When fixing your cut-to-size clear acrylic to a wall you can either use adhesive or drill holes and mount it with fixings. If you know where you'd like to place your drilled holes we can make drilling the holes stress-free by doing them for you. Simply select ‘yes’ for drilled holes on one of our product pages, and select the position of each hole, the diameter (minimum 5mm) and the distance from the edge (minimum 20mm). If your drilled holes are a little more complicated than this then you can also send us a diagram of where you'd like your holes to be.
For some projects, you may not know where you need your drilled holes or require extra holes and will need to drill them yourself. We’ve created this simple step-by-step guide to help you.
To drill holes in your acrylic you will need:
- A flat surface such as a piece of wood to support the acrylic
- A standard steel drill or HSS drill
- Masking tape
- A pencil
- A measuring tape
- A clamp or weights to hold the acrylic in place
To prevent damaging the acrylic whilst you work:
- Don't remove the protective film on the acrylic.
- Use a slightly worn-down drill bit, new drill bits can be too sharp and may crack the plastic.
- Place something between the clamp/weights and acrylic to prevent scratching.
Step 1. Secure the acrylic to a flat surface such as a solid piece of wood. Your drill will also penetrate this surface so make sure it's not your dining table!
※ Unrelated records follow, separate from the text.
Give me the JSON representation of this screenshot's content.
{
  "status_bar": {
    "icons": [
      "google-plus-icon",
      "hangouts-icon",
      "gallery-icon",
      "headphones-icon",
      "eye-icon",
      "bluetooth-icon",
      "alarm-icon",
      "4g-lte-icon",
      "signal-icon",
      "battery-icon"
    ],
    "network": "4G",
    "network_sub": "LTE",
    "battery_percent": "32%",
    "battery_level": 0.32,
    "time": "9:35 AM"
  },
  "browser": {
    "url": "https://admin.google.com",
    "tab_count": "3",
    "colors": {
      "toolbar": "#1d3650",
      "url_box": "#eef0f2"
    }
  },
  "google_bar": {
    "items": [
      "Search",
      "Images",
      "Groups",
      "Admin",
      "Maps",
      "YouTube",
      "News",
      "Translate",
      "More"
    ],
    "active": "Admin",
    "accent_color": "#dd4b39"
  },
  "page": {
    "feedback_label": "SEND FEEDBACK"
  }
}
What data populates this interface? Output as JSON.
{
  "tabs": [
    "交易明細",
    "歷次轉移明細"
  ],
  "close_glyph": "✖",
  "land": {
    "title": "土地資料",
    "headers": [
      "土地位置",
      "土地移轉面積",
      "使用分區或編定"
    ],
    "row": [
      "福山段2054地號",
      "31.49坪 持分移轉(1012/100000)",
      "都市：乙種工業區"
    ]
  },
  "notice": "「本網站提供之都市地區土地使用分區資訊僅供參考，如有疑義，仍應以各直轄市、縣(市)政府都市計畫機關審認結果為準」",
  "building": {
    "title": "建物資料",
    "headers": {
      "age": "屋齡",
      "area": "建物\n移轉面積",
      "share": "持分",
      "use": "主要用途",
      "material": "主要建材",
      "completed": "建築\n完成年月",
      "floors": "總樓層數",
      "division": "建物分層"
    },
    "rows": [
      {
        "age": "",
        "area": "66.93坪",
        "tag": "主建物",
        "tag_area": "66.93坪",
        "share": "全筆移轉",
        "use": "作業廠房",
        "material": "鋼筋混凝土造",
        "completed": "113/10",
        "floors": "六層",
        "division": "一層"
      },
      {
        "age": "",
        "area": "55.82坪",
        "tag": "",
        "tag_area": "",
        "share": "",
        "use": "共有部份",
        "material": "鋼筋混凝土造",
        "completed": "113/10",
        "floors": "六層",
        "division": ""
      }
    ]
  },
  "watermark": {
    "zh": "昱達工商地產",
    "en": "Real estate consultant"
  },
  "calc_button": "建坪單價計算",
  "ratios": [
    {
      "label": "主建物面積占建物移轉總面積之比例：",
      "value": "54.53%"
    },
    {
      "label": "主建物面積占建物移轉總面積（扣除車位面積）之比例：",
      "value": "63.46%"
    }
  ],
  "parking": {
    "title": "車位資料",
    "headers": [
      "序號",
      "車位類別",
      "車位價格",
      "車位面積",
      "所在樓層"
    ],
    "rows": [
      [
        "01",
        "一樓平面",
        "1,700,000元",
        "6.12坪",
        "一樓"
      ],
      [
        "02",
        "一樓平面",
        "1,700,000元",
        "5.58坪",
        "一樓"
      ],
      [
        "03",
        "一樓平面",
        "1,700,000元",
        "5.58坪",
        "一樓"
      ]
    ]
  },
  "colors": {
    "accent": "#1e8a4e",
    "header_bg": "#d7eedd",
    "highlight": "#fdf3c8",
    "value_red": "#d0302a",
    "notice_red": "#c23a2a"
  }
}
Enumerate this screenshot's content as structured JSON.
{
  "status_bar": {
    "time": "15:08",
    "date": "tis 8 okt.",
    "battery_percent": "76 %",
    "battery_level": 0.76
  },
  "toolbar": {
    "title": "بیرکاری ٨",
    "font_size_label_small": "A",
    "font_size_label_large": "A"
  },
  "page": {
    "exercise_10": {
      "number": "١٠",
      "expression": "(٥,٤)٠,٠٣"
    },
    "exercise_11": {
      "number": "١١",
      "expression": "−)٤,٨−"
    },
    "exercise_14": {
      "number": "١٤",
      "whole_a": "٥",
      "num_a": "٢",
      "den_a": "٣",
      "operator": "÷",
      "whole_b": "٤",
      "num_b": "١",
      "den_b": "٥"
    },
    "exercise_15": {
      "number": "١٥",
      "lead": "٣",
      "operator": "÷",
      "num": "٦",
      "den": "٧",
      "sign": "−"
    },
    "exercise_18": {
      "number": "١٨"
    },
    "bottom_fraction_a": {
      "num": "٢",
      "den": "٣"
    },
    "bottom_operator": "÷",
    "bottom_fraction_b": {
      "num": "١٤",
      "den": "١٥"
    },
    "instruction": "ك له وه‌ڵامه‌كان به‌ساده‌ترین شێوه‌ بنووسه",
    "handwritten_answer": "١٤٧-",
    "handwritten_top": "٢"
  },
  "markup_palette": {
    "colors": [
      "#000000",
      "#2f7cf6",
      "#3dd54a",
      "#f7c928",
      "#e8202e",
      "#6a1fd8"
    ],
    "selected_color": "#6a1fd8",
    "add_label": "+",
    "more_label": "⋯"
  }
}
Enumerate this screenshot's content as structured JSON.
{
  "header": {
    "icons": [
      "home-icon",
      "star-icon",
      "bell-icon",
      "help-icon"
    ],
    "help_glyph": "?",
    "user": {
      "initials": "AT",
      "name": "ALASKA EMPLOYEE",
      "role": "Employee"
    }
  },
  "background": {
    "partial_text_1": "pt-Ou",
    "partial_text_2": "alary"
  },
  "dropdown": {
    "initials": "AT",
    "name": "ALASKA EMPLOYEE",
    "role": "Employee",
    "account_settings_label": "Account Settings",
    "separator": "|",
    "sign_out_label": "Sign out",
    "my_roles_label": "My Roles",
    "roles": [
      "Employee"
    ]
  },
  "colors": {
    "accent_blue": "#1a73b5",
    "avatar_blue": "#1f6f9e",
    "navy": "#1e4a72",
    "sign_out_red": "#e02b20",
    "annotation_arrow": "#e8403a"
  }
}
Use the clamp or weights to secure the plastic in place, this will stop it spinning or moving when drilling.
Step 2. Measure where you would like your holes to be. If these are on the edge, the distance between the hole and the edge should be at least twice the thickness of the acrylic. So for 3mm acrylic, your hole needs to be at least 6mm from the edge. Place some masking tape where you would like the hole and mark where you intend to drill. The masking tape will help prevent the drill bit from damaging your plastic.
Step 3. Set your drill to a medium setting and place it perpendicular to the acrylic on the mark you measured in Step 2. Lightly press the drill down into the acrylic until it penetrates the supporting material beneath, then gently bring it back through the hole without switching it off. Drill slowly and steadily, forcing the drill through the acrylic could cause it to split or break. If you do get stuck pull back gently with the drill in the reverse setting.